- Students have to engage in parallel problem-solving--developing at least two ways to solve the problem--which requires some initiative and imagination. Then, share their solutions and rationale using effective communication skills (not just a Powerpoint, eh?)
- Teacher uses questions to push the student groups' thinking.
- Hold the team, and each member, accountable for the solution and the thinking that went into it.
the tyranny of the Right Answer
education has been subjected to the tyranny of the Right Answer, even though the most important questions don't have right answers.
- Who am I?
- Why should you believe me?
- Is this real?
- What is the most important thing that we should do next?
What Is Education For? Six myths about the foundations of modern education, and six new principles to replace them
No student should graduate from this or any other educational institution without a basic comprehension of:
- the laws of thermodynamics
- the basic principles of ecology
- carrying capacity
- least-cost, end-use analysis
- how to live well in a place
- limits of technology
- appropriate scale
- sustainable agriculture and forestry
- steady-state economics
- environmental ethics
Do graduates of this college, in Aldo Leopold's words, know that "they are only cogs in an ecological mechanism such that, if they will work with that mechanism, their mental wealth and material wealth can expand indefinitely (and) if they refuse to work with it, it will ultimately grind them to dust." Leopold asked: "If education does not teach us these things, then what is education for?"
- 1: Put customer satisfaction first
- 2: Make expertise your specialty
- 3: Do more than expected
- 4: Do what you say and say what you can do
- 5: Communicate effectively
- 6: Follow exceptional guiding principles
- 7: Praise your peers not yourself
- 8: Share your knowledge
- 9: Say thank you

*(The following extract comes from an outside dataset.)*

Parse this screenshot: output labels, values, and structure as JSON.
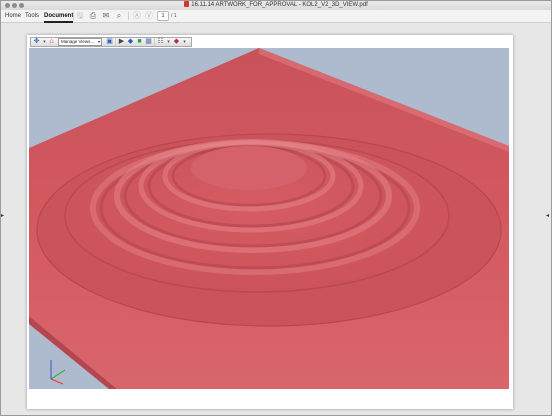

- 10: Keep a smile on your face and the right attitude in your heart
Competitions, prizes, awards
- InnoCentive - We have thousands of Challenges that need your brainpower and companies that are willing to pay you to think. Get in on the action.
- X Prize Foundation - to create radical breakthroughs for the benefit of humanity thereby inspiring the formation of new industries, jobs and the revitalization of markets that are currently stuck. Today, it is widely recognized as the leader in fostering innovation through competition.
- The Tech Awards - Technology Benefiting Humanity
- Mismatches between Teaching Styles and Learning Stages "Mature students may respond like the disgruntled dog in a recent New Yorker cartoon, who complained, "It's always 'Sit,' 'Stay,' 'Heel'--never 'Think,' 'Innovate,' 'Be yourself'" (Steiner, 1990)" From the article, Teaching Learners to be Self-Directed
...teacher delegates responsibility that the learner is not equipped to handle. ... Many will not be able to make use of the "freedom to learn," because they lack the skills such as goal-setting, self-evaluation, project management, critical thinking, group participation, learning strategies, information resources, and self-esteem, which make self-directed learning possible
- Clear challenge in learning: match or mis match between learner needs and educator support - Rita Kop
my comment - Thanks for the great links. The "teacher" roles that Grow describes are important and I'm looking forward to seeing how these will evolve as our students create and expand their own PLNs. There is still a need for direction even if it is just a nudge or a suggestion or a link to another resource or subject matter expert. Is this a separate class of "teacher"? Are there new and different skills that I need to develop to be effective as an agent / curator / cross-pollinator?
- The Ten Faces of Innovation: IDEO's strategies for beating the devil's advocate and driving creativity throughout your organization - Tom Kelley - Learning - Anthropologist, Experimenter, Cross-pollinator, Organizing - Hurdler, Collaborator, Director, Building - Experience architect, Set designer, Caregiver, Storyteller
Caregiver - offer customers a safety net - curate the collection, build extra expertise, small can be beautiful, build relationships with sustainability, invite customers to join the club